=== Section Start ===
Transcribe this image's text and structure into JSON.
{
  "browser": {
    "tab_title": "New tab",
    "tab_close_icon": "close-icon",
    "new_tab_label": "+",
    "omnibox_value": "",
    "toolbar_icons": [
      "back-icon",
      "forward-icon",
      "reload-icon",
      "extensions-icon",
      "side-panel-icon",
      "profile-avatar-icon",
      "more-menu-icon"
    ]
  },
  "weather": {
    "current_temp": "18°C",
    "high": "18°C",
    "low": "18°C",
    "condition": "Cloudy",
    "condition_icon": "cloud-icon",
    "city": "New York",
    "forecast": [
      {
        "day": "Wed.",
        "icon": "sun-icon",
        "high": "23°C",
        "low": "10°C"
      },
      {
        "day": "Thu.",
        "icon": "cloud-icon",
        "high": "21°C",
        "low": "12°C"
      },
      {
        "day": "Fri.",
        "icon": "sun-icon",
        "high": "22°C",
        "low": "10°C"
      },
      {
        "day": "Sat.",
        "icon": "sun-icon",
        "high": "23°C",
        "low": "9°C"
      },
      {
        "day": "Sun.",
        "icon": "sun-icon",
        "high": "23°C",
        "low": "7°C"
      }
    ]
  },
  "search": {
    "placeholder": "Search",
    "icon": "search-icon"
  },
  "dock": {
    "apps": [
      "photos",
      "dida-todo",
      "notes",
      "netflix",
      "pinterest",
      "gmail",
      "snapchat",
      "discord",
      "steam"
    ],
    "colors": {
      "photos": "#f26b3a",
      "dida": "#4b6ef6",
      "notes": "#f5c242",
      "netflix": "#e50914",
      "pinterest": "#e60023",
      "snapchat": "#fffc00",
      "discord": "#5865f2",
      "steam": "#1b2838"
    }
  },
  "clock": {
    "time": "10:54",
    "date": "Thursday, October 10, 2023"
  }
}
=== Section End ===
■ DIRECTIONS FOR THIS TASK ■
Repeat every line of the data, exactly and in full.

■ YOUR SOLUTION ■
Transcribe this image's text and structure into JSON.
{
  "browser": {
    "tab_title": "New tab",
    "tab_close_icon": "close-icon",
    "new_tab_label": "+",
    "omnibox_value": "",
    "toolbar_icons": [
      "back-icon",
      "forward-icon",
      "reload-icon",
      "extensions-icon",
      "side-panel-icon",
      "profile-avatar-icon",
      "more-menu-icon"
    ]
  },
  "weather": {
    "current_temp": "18°C",
    "high": "18°C",
    "low": "18°C",
    "condition": "Cloudy",
    "condition_icon": "cloud-icon",
    "city": "New York",
    "forecast": [
      {
        "day": "Wed.",
        "icon": "sun-icon",
        "high": "23°C",
        "low": "10°C"
      },
      {
        "day": "Thu.",
        "icon": "cloud-icon",
        "high": "21°C",
        "low": "12°C"
      },
      {
        "day": "Fri.",
        "icon": "sun-icon",
        "high": "22°C",
        "low": "10°C"
      },
      {
        "day": "Sat.",
        "icon": "sun-icon",
        "high": "23°C",
        "low": "9°C"
      },
      {
        "day": "Sun.",
        "icon": "sun-icon",
        "high": "23°C",
        "low": "7°C"
      }
    ]
  },
  "search": {
    "placeholder": "Search",
    "icon": "search-icon"
  },
  "dock": {
    "apps": [
      "photos",
      "dida-todo",
      "notes",
      "netflix",
      "pinterest",
      "gmail",
      "snapchat",
      "discord",
      "steam"
    ],
    "colors": {
      "photos": "#f26b3a",
      "dida": "#4b6ef6",
      "notes": "#f5c242",
      "netflix": "#e50914",
      "pinterest": "#e60023",
      "snapchat": "#fffc00",
      "discord": "#5865f2",
      "steam": "#1b2838"
    }
  },
  "clock": {
    "time": "10:54",
    "date": "Thursday, October 10, 2023"
  }
}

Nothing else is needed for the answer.